### What to work on
The answer must consist of every line from the data that holds "image".

(Records begins)

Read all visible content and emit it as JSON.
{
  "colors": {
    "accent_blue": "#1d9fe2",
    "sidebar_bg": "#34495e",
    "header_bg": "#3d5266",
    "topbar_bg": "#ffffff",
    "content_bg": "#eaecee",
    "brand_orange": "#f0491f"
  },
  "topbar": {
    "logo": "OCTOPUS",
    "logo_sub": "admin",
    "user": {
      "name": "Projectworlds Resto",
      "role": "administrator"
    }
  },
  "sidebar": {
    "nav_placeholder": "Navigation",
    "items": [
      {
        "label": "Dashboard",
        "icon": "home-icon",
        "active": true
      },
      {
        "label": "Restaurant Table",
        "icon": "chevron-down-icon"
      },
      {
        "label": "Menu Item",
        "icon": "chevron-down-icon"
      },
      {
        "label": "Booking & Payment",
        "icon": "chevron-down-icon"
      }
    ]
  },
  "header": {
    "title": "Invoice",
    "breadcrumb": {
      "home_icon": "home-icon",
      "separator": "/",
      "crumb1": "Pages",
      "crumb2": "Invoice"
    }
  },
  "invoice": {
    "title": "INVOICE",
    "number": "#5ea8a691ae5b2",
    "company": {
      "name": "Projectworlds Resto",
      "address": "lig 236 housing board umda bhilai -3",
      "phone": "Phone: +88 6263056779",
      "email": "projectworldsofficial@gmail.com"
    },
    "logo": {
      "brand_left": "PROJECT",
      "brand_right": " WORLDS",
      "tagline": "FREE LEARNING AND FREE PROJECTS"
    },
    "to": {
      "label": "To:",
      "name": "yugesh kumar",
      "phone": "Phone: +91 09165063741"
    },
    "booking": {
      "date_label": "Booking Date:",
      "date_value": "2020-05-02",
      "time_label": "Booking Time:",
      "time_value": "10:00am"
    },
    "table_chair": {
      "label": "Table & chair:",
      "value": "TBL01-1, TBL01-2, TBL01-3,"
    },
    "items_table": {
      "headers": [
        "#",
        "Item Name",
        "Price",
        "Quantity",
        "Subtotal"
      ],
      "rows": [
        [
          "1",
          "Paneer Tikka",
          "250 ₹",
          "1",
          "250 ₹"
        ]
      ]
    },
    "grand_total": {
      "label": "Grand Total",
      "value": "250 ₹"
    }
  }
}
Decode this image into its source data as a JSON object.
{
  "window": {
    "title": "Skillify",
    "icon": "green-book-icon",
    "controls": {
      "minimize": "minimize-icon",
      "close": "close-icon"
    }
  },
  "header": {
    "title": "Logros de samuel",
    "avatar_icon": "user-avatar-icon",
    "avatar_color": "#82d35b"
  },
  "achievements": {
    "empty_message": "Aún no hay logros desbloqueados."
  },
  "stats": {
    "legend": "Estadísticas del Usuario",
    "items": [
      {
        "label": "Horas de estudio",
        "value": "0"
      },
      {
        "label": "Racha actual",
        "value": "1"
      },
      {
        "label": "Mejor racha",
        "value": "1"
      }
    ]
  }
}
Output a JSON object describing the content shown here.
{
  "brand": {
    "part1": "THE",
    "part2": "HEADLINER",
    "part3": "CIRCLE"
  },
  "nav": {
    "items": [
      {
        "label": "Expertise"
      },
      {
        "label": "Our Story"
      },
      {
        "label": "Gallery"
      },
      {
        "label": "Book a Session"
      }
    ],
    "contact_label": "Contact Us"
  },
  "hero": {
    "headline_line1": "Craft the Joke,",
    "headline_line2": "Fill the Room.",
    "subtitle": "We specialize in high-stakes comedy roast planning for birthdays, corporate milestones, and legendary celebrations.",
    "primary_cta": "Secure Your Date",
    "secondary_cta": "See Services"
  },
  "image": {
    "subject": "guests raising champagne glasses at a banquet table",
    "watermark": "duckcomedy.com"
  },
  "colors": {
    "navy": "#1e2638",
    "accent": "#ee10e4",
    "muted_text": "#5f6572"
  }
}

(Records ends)

### Solution to the exercise
Decode this image into its source data as a JSON object.
  "image": {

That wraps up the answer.